**** Records shown ****

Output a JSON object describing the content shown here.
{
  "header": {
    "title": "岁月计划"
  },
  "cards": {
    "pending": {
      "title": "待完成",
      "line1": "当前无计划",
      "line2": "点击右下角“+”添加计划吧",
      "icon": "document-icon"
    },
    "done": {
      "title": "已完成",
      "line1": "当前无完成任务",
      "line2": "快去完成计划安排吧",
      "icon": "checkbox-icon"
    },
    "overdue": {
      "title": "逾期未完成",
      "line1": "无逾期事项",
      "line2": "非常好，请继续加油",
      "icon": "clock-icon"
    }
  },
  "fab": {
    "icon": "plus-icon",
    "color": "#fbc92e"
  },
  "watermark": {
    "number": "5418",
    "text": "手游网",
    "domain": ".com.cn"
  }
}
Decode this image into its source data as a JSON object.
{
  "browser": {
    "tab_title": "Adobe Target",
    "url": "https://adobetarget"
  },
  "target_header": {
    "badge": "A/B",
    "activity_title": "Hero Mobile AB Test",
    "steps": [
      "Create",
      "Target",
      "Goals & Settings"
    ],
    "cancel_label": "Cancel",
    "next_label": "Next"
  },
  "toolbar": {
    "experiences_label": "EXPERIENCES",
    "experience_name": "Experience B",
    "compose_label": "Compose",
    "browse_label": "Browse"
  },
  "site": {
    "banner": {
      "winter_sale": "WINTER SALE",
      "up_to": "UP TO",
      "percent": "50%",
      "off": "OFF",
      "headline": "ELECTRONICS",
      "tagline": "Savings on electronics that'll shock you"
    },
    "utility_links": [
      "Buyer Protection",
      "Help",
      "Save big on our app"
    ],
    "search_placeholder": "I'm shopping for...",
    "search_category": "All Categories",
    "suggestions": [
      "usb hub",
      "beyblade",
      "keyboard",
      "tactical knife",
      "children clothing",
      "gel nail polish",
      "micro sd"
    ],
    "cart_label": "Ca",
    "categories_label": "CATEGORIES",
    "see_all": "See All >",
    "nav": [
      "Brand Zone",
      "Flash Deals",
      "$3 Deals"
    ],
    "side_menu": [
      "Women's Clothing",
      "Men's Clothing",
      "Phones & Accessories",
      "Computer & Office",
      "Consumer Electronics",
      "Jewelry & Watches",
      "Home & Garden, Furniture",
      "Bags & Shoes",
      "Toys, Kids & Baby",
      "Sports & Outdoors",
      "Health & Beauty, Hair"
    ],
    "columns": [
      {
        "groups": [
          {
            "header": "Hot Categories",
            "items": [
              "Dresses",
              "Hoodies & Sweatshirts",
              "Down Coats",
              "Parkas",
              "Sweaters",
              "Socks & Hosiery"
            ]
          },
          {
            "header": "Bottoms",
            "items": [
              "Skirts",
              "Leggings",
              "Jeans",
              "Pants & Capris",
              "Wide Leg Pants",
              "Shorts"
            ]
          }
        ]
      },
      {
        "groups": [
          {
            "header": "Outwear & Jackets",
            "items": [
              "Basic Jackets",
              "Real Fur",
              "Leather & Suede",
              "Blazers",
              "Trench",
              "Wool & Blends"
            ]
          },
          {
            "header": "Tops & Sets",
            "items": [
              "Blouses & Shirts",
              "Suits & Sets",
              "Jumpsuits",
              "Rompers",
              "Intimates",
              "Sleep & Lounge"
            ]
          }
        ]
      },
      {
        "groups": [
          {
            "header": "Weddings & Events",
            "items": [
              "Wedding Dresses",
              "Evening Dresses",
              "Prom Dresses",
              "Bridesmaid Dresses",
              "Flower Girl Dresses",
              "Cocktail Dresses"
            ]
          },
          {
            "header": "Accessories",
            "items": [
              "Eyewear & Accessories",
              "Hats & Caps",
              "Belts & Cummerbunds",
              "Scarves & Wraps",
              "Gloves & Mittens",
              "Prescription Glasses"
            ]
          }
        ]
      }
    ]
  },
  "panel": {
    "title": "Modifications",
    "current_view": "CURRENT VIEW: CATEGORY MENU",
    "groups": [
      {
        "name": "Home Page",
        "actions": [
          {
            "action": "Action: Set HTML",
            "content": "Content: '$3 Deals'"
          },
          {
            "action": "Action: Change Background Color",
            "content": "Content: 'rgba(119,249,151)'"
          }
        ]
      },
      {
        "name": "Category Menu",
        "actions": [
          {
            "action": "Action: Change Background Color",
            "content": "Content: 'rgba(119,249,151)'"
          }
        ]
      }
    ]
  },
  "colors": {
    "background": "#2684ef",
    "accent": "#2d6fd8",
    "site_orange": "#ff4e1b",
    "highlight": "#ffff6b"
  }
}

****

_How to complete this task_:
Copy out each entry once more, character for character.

_Solution_:
Output a JSON object describing the content shown here.
{
  "header": {
    "title": "岁月计划"
  },
  "cards": {
    "pending": {
      "title": "待完成",
      "line1": "当前无计划",
      "line2": "点击右下角“+”添加计划吧",
      "icon": "document-icon"
    },
    "done": {
      "title": "已完成",
      "line1": "当前无完成任务",
      "line2": "快去完成计划安排吧",
      "icon": "checkbox-icon"
    },
    "overdue": {
      "title": "逾期未完成",
      "line1": "无逾期事项",
      "line2": "非常好，请继续加油",
      "icon": "clock-icon"
    }
  },
  "fab": {
    "icon": "plus-icon",
    "color": "#fbc92e"
  },
  "watermark": {
    "number": "5418",
    "text": "手游网",
    "domain": ".com.cn"
  }
}
Decode this image into its source data as a JSON object.
{
  "browser": {
    "tab_title": "Adobe Target",
    "url": "https://adobetarget"
  },
  "target_header": {
    "badge": "A/B",
    "activity_title": "Hero Mobile AB Test",
    "steps": [
      "Create",
      "Target",
      "Goals & Settings"
    ],
    "cancel_label": "Cancel",
    "next_label": "Next"
  },
  "toolbar": {
    "experiences_label": "EXPERIENCES",
    "experience_name": "Experience B",
    "compose_label": "Compose",
    "browse_label": "Browse"
  },
  "site": {
    "banner": {
      "winter_sale": "WINTER SALE",
      "up_to": "UP TO",
      "percent": "50%",
      "off": "OFF",
      "headline": "ELECTRONICS",
      "tagline": "Savings on electronics that'll shock you"
    },
    "utility_links": [
      "Buyer Protection",
      "Help",
      "Save big on our app"
    ],
    "search_placeholder": "I'm shopping for...",
    "search_category": "All Categories",
    "suggestions": [
      "usb hub",
      "beyblade",
      "keyboard",
      "tactical knife",
      "children clothing",
      "gel nail polish",
      "micro sd"
    ],
    "cart_label": "Ca",
    "categories_label": "CATEGORIES",
    "see_all": "See All >",
    "nav": [
      "Brand Zone",
      "Flash Deals",
      "$3 Deals"
    ],
    "side_menu": [
      "Women's Clothing",
      "Men's Clothing",
      "Phones & Accessories",
      "Computer & Office",
      "Consumer Electronics",
      "Jewelry & Watches",
      "Home & Garden, Furniture",
      "Bags & Shoes",
      "Toys, Kids & Baby",
      "Sports & Outdoors",
      "Health & Beauty, Hair"
    ],
    "columns": [
      {
        "groups": [
          {
            "header": "Hot Categories",
            "items": [
              "Dresses",
              "Hoodies & Sweatshirts",
              "Down Coats",
              "Parkas",
              "Sweaters",
              "Socks & Hosiery"
            ]
          },
          {
            "header": "Bottoms",
            "items": [
              "Skirts",
              "Leggings",
              "Jeans",
              "Pants & Capris",
              "Wide Leg Pants",
              "Shorts"
            ]
          }
        ]
      },
      {
        "groups": [
          {
            "header": "Outwear & Jackets",
            "items": [
              "Basic Jackets",
              "Real Fur",
              "Leather & Suede",
              "Blazers",
              "Trench",
              "Wool & Blends"
            ]
          },
          {
            "header": "Tops & Sets",
            "items": [
              "Blouses & Shirts",
              "Suits & Sets",
              "Jumpsuits",
              "Rompers",
              "Intimates",
              "Sleep & Lounge"
            ]
          }
        ]
      },
      {
        "groups": [
          {
            "header": "Weddings & Events",
            "items": [
              "Wedding Dresses",
              "Evening Dresses",
              "Prom Dresses",
              "Bridesmaid Dresses",
              "Flower Girl Dresses",
              "Cocktail Dresses"
            ]
          },
          {
            "header": "Accessories",
            "items": [
              "Eyewear & Accessories",
              "Hats & Caps",
              "Belts & Cummerbunds",
              "Scarves & Wraps",
              "Gloves & Mittens",
              "Prescription Glasses"
            ]
          }
        ]
      }
    ]
  },
  "panel": {
    "title": "Modifications",
    "current_view": "CURRENT VIEW: CATEGORY MENU",
    "groups": [
      {
        "name": "Home Page",
        "actions": [
          {
            "action": "Action: Set HTML",
            "content": "Content: '$3 Deals'"
          },
          {
            "action": "Action: Change Background Color",
            "content": "Content: 'rgba(119,249,151)'"
          }
        ]
      },
      {
        "name": "Category Menu",
        "actions": [
          {
            "action": "Action: Change Background Color",
            "content": "Content: 'rgba(119,249,151)'"
          }
        ]
      }
    ]
  },
  "colors": {
    "background": "#2684ef",
    "accent": "#2d6fd8",
    "site_orange": "#ff4e1b",
    "highlight": "#ffff6b"
  }
}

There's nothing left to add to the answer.